Foot moisture is the natural enemy of every diabetes patient. A wet foot increases the likelihood of blister formation and fungal infection. These are problems that diabetes patients may not be able to notice right away with the limited sense of feeling in their extremities. This can allow infections to fester, potentially requiring amputation or worse, when they are finally discovered. Thankfully, diabetic socks can reduce the amount of moisture present in the foot, in turn lowering the odds for these potentially serious problems to develop.
While working out, each foot can accumulate one pint of moisture. Not all of it is actually produced by the foot, as gravity causes sweat from the rest of the body to pool at the feet. Still, that is a lot of sweat to contend with. No matter how high quality a pair of socks are, there is no way they can absorb it all. That is why the best diabetic socks are designed to let your feet breathe. Socks for diabetics also allow moisture to evaporate through the sock so that the foot does not remain wet. This is called moisture wicking.
Some materials allow moisture wicking more readily than others. For example, cotton fiber swells up significantly when it becomes wet, creating an obstacle to any moisture trying to escape. Wool is slightly better, as it swells up a third less than cotton. These swollen fibers limit the air spaces available for evaporation to take place, retaining more water as a result. Diabetes patients cannot afford any significant obstacles to moisture wicking. The synthetic fibers typically used in diabetic socks swell up slightly when wet, creating the best possible environment for efficient water evaporation and moisture wicking.

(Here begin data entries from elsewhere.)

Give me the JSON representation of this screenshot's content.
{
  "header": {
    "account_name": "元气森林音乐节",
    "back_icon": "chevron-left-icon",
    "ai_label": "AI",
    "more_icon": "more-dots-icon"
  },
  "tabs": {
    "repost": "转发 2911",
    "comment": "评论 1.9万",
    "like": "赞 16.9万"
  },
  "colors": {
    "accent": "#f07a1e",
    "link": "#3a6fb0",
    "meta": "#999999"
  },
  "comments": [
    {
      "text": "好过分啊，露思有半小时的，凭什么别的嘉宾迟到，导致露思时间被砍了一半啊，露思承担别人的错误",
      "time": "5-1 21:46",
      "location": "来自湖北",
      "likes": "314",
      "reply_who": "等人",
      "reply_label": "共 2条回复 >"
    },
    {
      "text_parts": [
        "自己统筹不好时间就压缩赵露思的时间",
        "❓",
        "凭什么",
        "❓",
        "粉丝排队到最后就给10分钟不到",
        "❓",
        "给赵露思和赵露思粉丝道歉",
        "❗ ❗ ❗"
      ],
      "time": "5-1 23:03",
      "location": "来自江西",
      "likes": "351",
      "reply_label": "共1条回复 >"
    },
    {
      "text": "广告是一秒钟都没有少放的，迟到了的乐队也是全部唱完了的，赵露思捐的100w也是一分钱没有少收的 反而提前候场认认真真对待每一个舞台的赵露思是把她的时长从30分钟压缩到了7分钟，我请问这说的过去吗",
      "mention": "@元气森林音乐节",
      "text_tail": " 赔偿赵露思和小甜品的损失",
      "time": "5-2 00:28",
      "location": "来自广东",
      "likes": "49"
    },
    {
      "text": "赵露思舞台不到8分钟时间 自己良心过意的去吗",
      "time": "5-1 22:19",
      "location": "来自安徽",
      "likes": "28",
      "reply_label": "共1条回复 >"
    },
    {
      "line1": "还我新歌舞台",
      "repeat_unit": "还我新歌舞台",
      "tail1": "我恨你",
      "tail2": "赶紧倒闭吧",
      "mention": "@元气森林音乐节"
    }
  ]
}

In addition to the above, socks contain both hydrophilic and hydrophobic fibers to promote the evaporation of water. Both terms are defined by the behavior of water on a flat surface. If a water droplet expands to cover a lot of the surface it is exposed to, the surface is said to be hydrophilic, or water loving. If the droplet instead forms a sphere that makes as little contact with the surface as possible, the surface is hydrophobic, or water fearing. Hydrophilic fibers guide water to the edges of the sock, where hydrophobic fibers encourage it to leave via evaporation. A completely hydrophobic material would trap moisture inside the socks. The best composition for diabetic socks is a mix of both types of fibers. Ones that allow moisture to pass through without retaining it in the way socks made exclusively with cotton fibers do. Retained water causes the swelling discussed above.
Diabetic socks also provide a number of other useful functions in addition to controlling foot moisture. They reduce pressure on the foot relative to conventional socks, reducing the likelihood of blisters in addition to moisture accumulation. Their non-elastic nature serves to prevent the constriction that leads to swelling of the foot, too. Constriction can hinder the blood flow to the area, making it more challenging for the foot to get the oxygen it needs to recover from everyday use. The high blood sugar associated with diabetes compounds this inability to heal, so diabetics should specifically look to avoid it. The flat seam design of diabetic socks also mitigates the neurological pain that frequently afflicts diabetes patients. Finally, these socks always have some extra padding to shield the foot from the hazards of everyday life.
In conclusion, diabetic socks are valuable to diabetes patients because they promote water absorption far more than traditional socks. Synthetic fibers expand far less when wet compared to cotton or wool, creating the best possible environment for foot moisture to evaporate into the atmosphere. They also provide other useful benefits, making them an obvious choice for individuals looking to manage their diabetic foot symptoms.